*TASK PROMPT:* If a record holds a picture, drop the picture and copy everything else exactly.

*RECORD EXCERPTS:*
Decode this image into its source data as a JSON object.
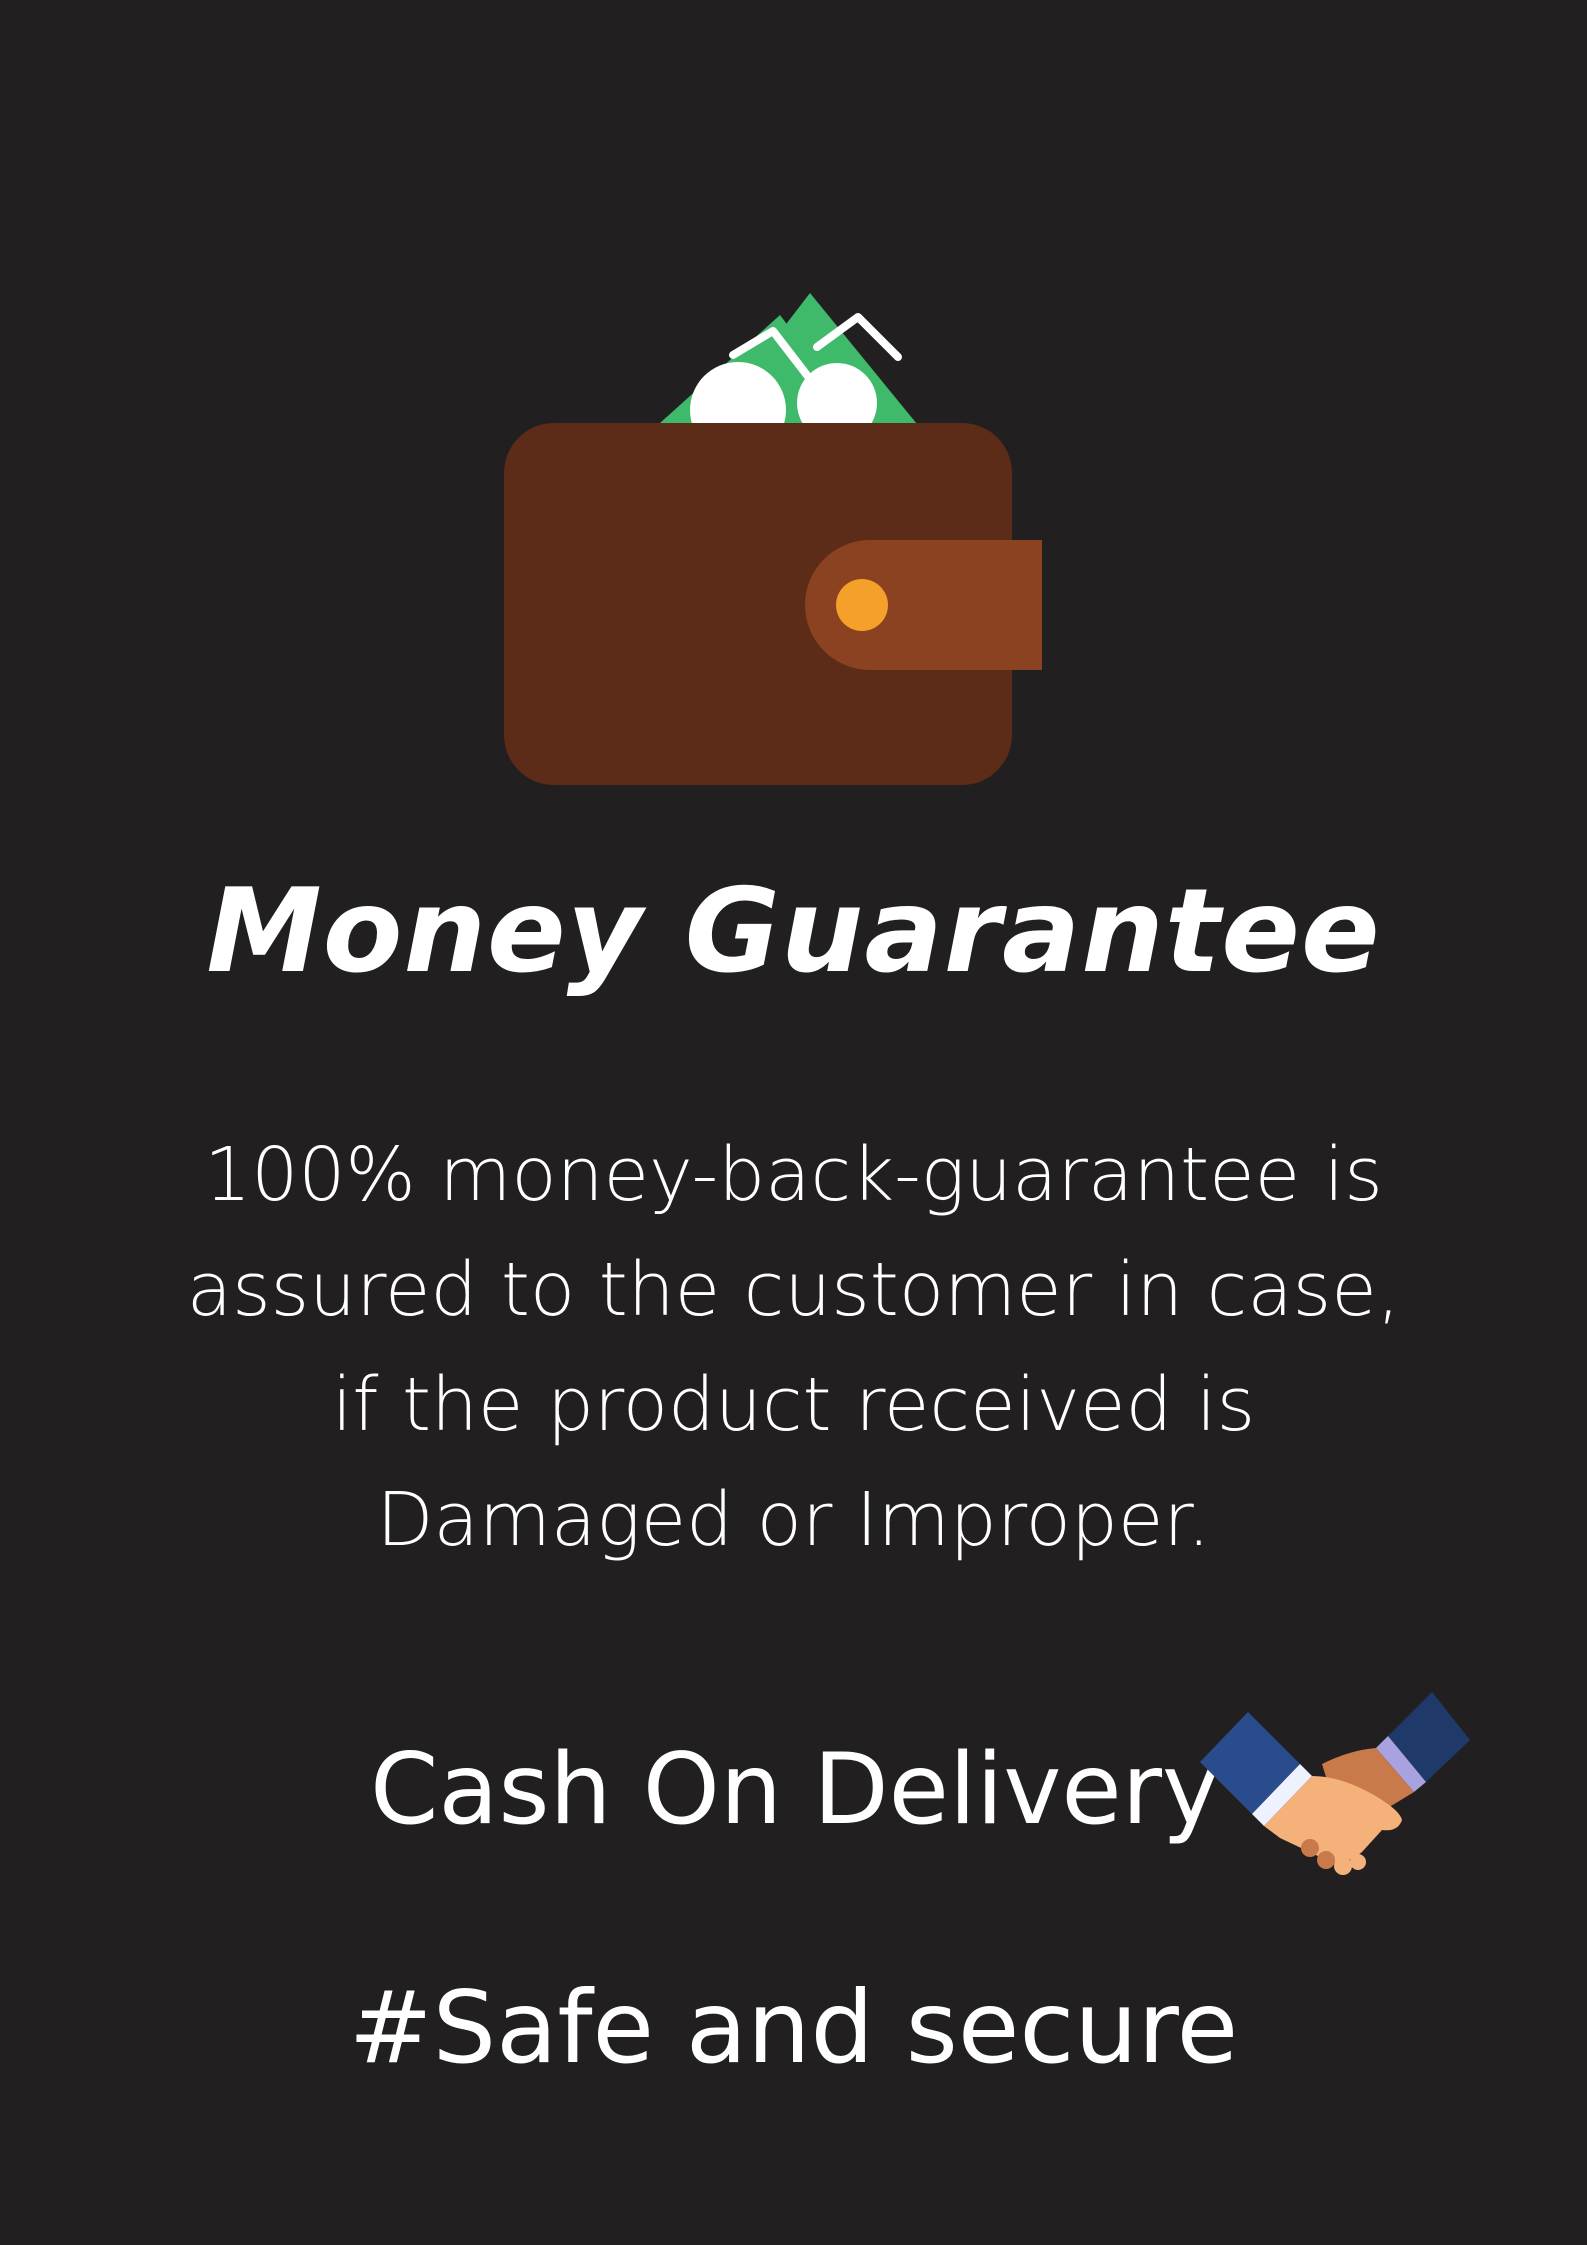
{
  "illustration": {
    "icon": "wallet-icon",
    "colors": {
      "wallet_body": "#5c2c18",
      "wallet_strap": "#8b4220",
      "wallet_button": "#f4a02a",
      "bill": "#3fba6a",
      "bill_mark": "#ffffff"
    }
  },
  "title": "Money Guarantee",
  "description": {
    "lines": [
      "100% money-back-guarantee is",
      "assured to the customer in case,",
      "if the product received is",
      "Damaged or Improper."
    ]
  },
  "cod": {
    "label": "Cash On Delivery",
    "icon": "handshake-icon",
    "colors": {
      "sleeve": "#2b4c8c",
      "sleeve_dark": "#1f3a68",
      "cuff_left": "#eef2ff",
      "cuff_right": "#a9a2e0",
      "skin_light": "#f4b27a",
      "skin_dark": "#c97a4a"
    }
  },
  "tagline": "#Safe and secure",
  "colors": {
    "background": "#221f20",
    "text": "#ffffff"
  }
}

*REPLY:*
Decode this image into its source data as a JSON object.
{
  "illustration": {
    "icon": "wallet-icon",
    "colors": {
      "wallet_body": "#5c2c18",
      "wallet_strap": "#8b4220",
      "wallet_button": "#f4a02a",
      "bill": "#3fba6a",
      "bill_mark": "#ffffff"
    }
  },
  "title": "Money Guarantee",
  "description": {
    "lines": [
      "100% money-back-guarantee is",
      "assured to the customer in case,",
      "if the product received is",
      "Damaged or Improper."
    ]
  },
  "cod": {
    "label": "Cash On Delivery",
    "icon": "handshake-icon",
    "colors": {
      "sleeve": "#2b4c8c",
      "sleeve_dark": "#1f3a68",
      "cuff_left": "#eef2ff",
      "cuff_right": "#a9a2e0",
      "skin_light": "#f4b27a",
      "skin_dark": "#c97a4a"
    }
  },
  "tagline": "#Safe and secure",
  "colors": {
    "background": "#221f20",
    "text": "#ffffff"
  }
}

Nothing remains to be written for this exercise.